The faculty learning team provides instruction and leadership throughout the program. In addition it assists individual students in developing a doctoral proposal and project and provides support for students while in the program. The intent is to create a learning environment characterized by nurture and discipline, which encourages the student to become a more faithful and effective pastor.
Doctoral project. The capstone of the DMin program is the doctoral project. The purpose of the doctoral project is to provide students with the opportunity to address a particular issue in ministry and offer new insights which contribute to pastoral effectiveness.
Two possible options for the doctoral project include a Ministry Focus Project or a DMin Thesis. 1) Ministry Focus Project. Students may choose to write a publishable Ministry Focus Paper, which combines a theology of ministry with a strategy for ministry. As such, it is focused in a particular congregational setting and deals with theory, strategy and guidelines in order to produce more effective ministry in a particular locale. 2) DMin Thesis. Students may choose to write a publishable thesis that combines investigation of some aspect of the tradition of the church (biblical, theological, historical, pastoral) and its implications for congregational renewal today.
DMin Admission Requirements
Master of Divinity Degree Students must have completed an MDiv degree with a B average from an ATS accredited seminary.
Experience Students must have been in full-time ministry for a minimum of three years following completion of their MDiv
Currently in ministry Students must be employed in a ministry setting and remain in ministry throughout their DMin program.
Prospects for success Students must give evidence of the possibility of successful completion of the program through demonstrated success and recommendations.
English is required Applicants who are not native speakers of English must pass the TOEFL exam with a score of 550.
Evaluation Applications for admission will be evaluated by the Doctor of Ministry Committee utilizing transcript evidence, reference letters, judicatory and ministry setting support, and the applicant's autobiographical statement and anticipated learning goals.
For program questions contact:
Tim Slemmons, Ph.D.

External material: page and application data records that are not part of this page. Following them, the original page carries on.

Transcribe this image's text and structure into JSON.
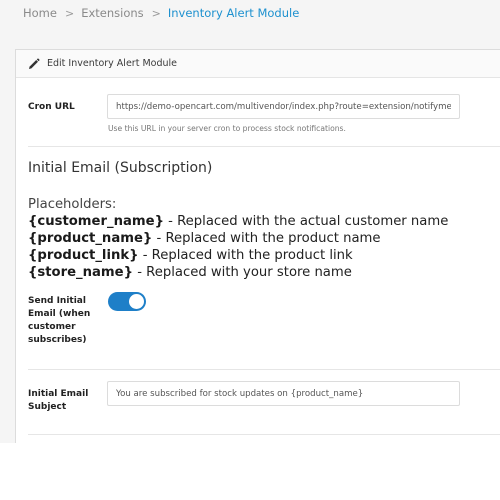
{
  "breadcrumb": [
    {
      "label": "Home",
      "active": false
    },
    {
      "label": "Extensions",
      "active": false
    },
    {
      "label": "Inventory Alert Module",
      "active": true
    }
  ],
  "card": {
    "title": "Edit Inventory Alert Module"
  },
  "cron": {
    "label": "Cron URL",
    "value": "https://demo-opencart.com/multivendor/index.php?route=extension/notifyme/c",
    "help": "Use this URL in your server cron to process stock notifications."
  },
  "initial_email": {
    "section_title": "Initial Email (Subscription)",
    "placeholders_heading": "Placeholders:",
    "placeholders": [
      {
        "token": "{customer_name}",
        "desc": " - Replaced with the actual customer name"
      },
      {
        "token": "{product_name}",
        "desc": " - Replaced with the product name"
      },
      {
        "token": "{product_link}",
        "desc": " - Replaced with the product link"
      },
      {
        "token": "{store_name}",
        "desc": " - Replaced with your store name"
      }
    ],
    "send_label_lines": [
      "Send Initial",
      "Email (when",
      "customer",
      "subscribes)"
    ],
    "send_enabled": true,
    "subject_label_lines": [
      "Initial Email",
      "Subject"
    ],
    "subject_value": "You are subscribed for stock updates on {product_name}"
  },
  "colors": {
    "accent": "#1e91cf",
    "toggle_on": "#1e7fc8"
  }
}
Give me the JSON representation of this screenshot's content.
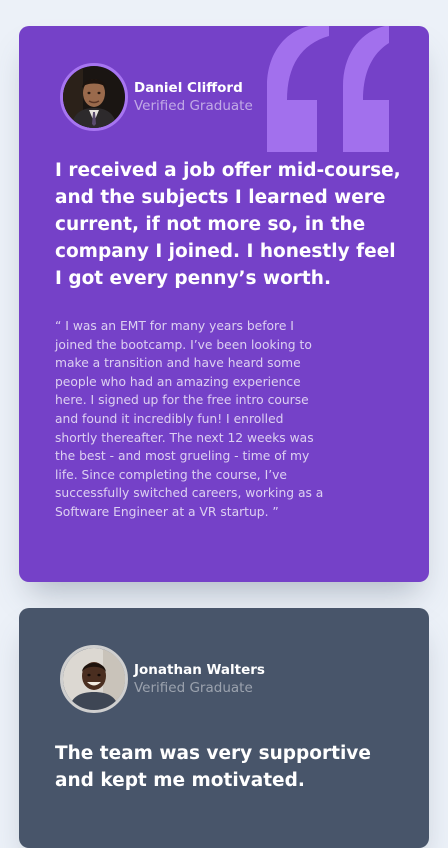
{
  "colors": {
    "page_background": "#ecf1f8",
    "card_purple": "#7541c8",
    "card_dark_blue": "#48556a",
    "quote_mark": "#a775f1"
  },
  "testimonials": [
    {
      "name": "Daniel Clifford",
      "role": "Verified Graduate",
      "headline": "I received a job offer mid-course, and the subjects I learned were current, if not more so, in the company I joined. I honestly feel I got every penny’s worth.",
      "quote": "“ I was an EMT for many years before I joined the bootcamp. I’ve been looking to make a transition and have heard some people who had an amazing experience here. I signed up for the free intro course and found it incredibly fun! I enrolled shortly thereafter. The next 12 weeks was the best - and most grueling - time of my life. Since completing the course, I’ve successfully switched careers, working as a Software Engineer at a VR startup. ”"
    },
    {
      "name": "Jonathan Walters",
      "role": "Verified Graduate",
      "headline": "The team was very supportive and kept me motivated."
    }
  ]
}
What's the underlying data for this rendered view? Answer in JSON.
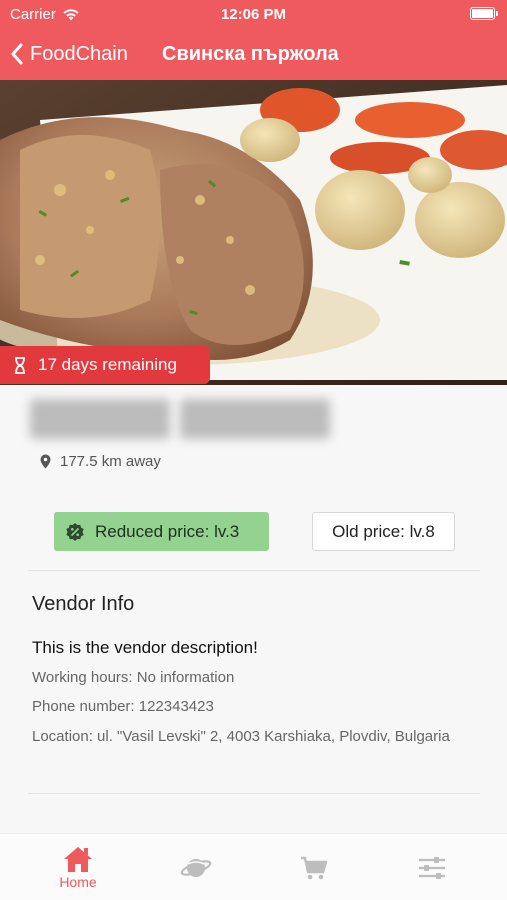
{
  "status_bar": {
    "carrier": "Carrier",
    "time": "12:06 PM",
    "battery_level": 1.0
  },
  "nav": {
    "back_label": "FoodChain",
    "title": "Свинска пържола"
  },
  "product": {
    "days_remaining": "17 days remaining",
    "distance": "177.5 km away",
    "reduced_price": "Reduced price: lv.3",
    "old_price": "Old price: lv.8"
  },
  "vendor": {
    "heading": "Vendor Info",
    "description": "This is the vendor description!",
    "working_hours": "Working hours: No information",
    "phone": "Phone number: 122343423",
    "location": "Location: ul. \"Vasil Levski\" 2, 4003 Karshiaka, Plovdiv, Bulgaria"
  },
  "tabbar": {
    "home_label": "Home",
    "active_tab": "home",
    "tabs": [
      {
        "id": "home",
        "icon": "home-icon"
      },
      {
        "id": "explore",
        "icon": "planet-icon"
      },
      {
        "id": "cart",
        "icon": "cart-icon"
      },
      {
        "id": "filters",
        "icon": "sliders-icon"
      }
    ]
  },
  "colors": {
    "brand": "#ee5a5e",
    "badge": "#e2393e",
    "reduced": "#93d38f",
    "inactive_icon": "#bdbdbd"
  }
}
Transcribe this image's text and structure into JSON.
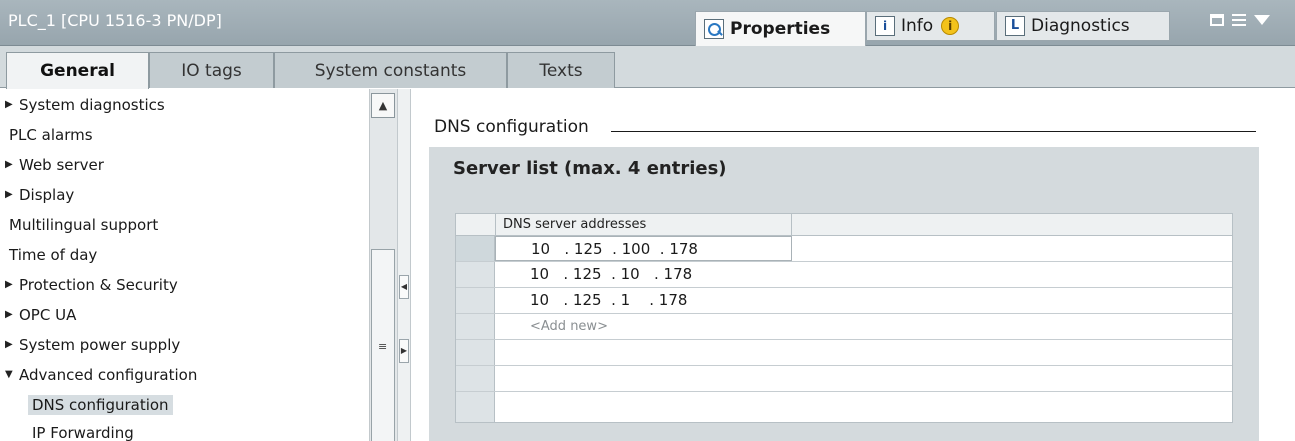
{
  "window": {
    "title": "PLC_1 [CPU 1516-3 PN/DP]",
    "tabs": [
      {
        "label": "Properties",
        "icon": "properties-icon",
        "active": true
      },
      {
        "label": "Info",
        "icon": "info-icon",
        "active": false,
        "badge": "i"
      },
      {
        "label": "Diagnostics",
        "icon": "diagnostics-icon",
        "active": false
      }
    ],
    "info_icon_glyph": "i",
    "diag_icon_glyph": "L"
  },
  "subtabs": [
    {
      "label": "General",
      "active": true
    },
    {
      "label": "IO tags",
      "active": false
    },
    {
      "label": "System constants",
      "active": false
    },
    {
      "label": "Texts",
      "active": false
    }
  ],
  "nav": {
    "items": [
      {
        "label": "System diagnostics",
        "expandable": true,
        "expanded": false,
        "indent": 0
      },
      {
        "label": "PLC alarms",
        "expandable": false,
        "indent": 0
      },
      {
        "label": "Web server",
        "expandable": true,
        "expanded": false,
        "indent": 0
      },
      {
        "label": "Display",
        "expandable": true,
        "expanded": false,
        "indent": 0
      },
      {
        "label": "Multilingual support",
        "expandable": false,
        "indent": 0
      },
      {
        "label": "Time of day",
        "expandable": false,
        "indent": 0
      },
      {
        "label": "Protection & Security",
        "expandable": true,
        "expanded": false,
        "indent": 0
      },
      {
        "label": "OPC UA",
        "expandable": true,
        "expanded": false,
        "indent": 0
      },
      {
        "label": "System power supply",
        "expandable": true,
        "expanded": false,
        "indent": 0
      },
      {
        "label": "Advanced configuration",
        "expandable": true,
        "expanded": true,
        "indent": 0
      },
      {
        "label": "DNS configuration",
        "expandable": false,
        "indent": 1,
        "selected": true
      },
      {
        "label": "IP Forwarding",
        "expandable": false,
        "indent": 1
      }
    ],
    "expanded_arrow": "▼",
    "collapsed_arrow": "▶",
    "scroll_up_glyph": "▲",
    "grip_glyph": "≡",
    "splitter_left_glyph": "◀",
    "splitter_right_glyph": "▶"
  },
  "main": {
    "section_title": "DNS configuration",
    "panel_heading": "Server list (max. 4 entries)",
    "grid": {
      "column_header": "DNS server addresses",
      "rows": [
        "10   . 125  . 100  . 178",
        "10   . 125  . 10   . 178",
        "10   . 125  . 1    . 178"
      ],
      "add_new": "<Add new>"
    }
  },
  "colors": {
    "titlebar": "#a9b6bd",
    "tabstrip": "#d3dadd",
    "panel": "#d4dadd",
    "selection": "#d6dde1",
    "warning": "#f3c21b"
  }
}
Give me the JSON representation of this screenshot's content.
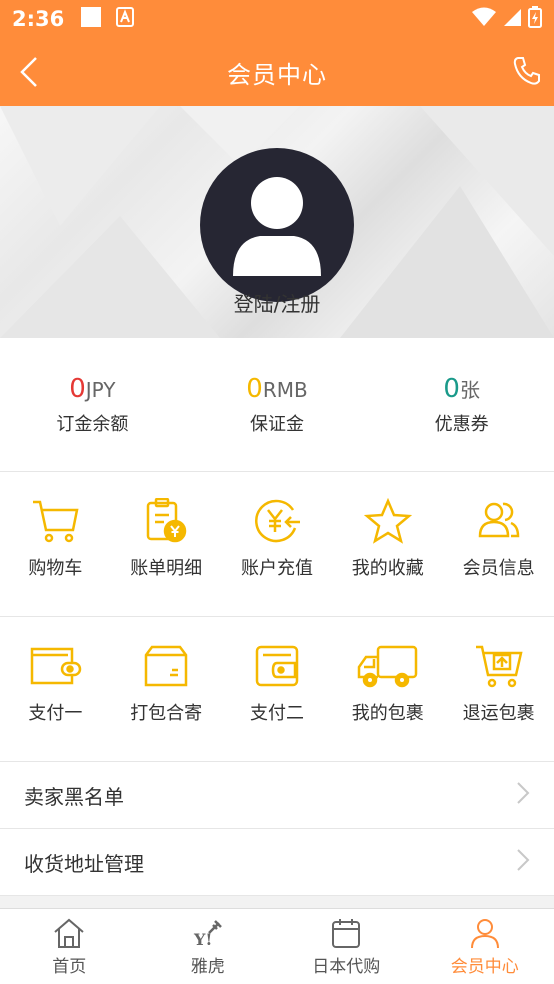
{
  "status_bar": {
    "time": "2:36"
  },
  "nav": {
    "title": "会员中心"
  },
  "profile": {
    "login_label": "登陆/注册"
  },
  "balances": [
    {
      "value": "0",
      "unit": "JPY",
      "label": "订金余额",
      "color": "#e53935"
    },
    {
      "value": "0",
      "unit": "RMB",
      "label": "保证金",
      "color": "#f5b800"
    },
    {
      "value": "0",
      "unit": "张",
      "label": "优惠券",
      "color": "#1a9a8a"
    }
  ],
  "grid1": [
    {
      "label": "购物车",
      "icon": "cart-icon"
    },
    {
      "label": "账单明细",
      "icon": "bill-icon"
    },
    {
      "label": "账户充值",
      "icon": "recharge-icon"
    },
    {
      "label": "我的收藏",
      "icon": "star-icon"
    },
    {
      "label": "会员信息",
      "icon": "members-icon"
    }
  ],
  "grid2": [
    {
      "label": "支付一",
      "icon": "wallet-icon"
    },
    {
      "label": "打包合寄",
      "icon": "box-icon"
    },
    {
      "label": "支付二",
      "icon": "wallet2-icon"
    },
    {
      "label": "我的包裹",
      "icon": "truck-icon"
    },
    {
      "label": "退运包裹",
      "icon": "return-cart-icon"
    }
  ],
  "list": [
    {
      "label": "卖家黑名单"
    },
    {
      "label": "收货地址管理"
    }
  ],
  "tabs": [
    {
      "label": "首页",
      "icon": "home-icon",
      "active": false
    },
    {
      "label": "雅虎",
      "icon": "yahoo-icon",
      "active": false
    },
    {
      "label": "日本代购",
      "icon": "calendar-icon",
      "active": false
    },
    {
      "label": "会员中心",
      "icon": "user-icon",
      "active": true
    }
  ],
  "colors": {
    "primary": "#ff8c3a",
    "accent_icon": "#f5b800",
    "avatar_bg": "#262633"
  }
}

Professor of Homiletics and Worship
Director of the Doctor of Ministry Program
For information on application process, contact Seminary Admission at UDTSAdmission@dbq.edu or 563.589.3115.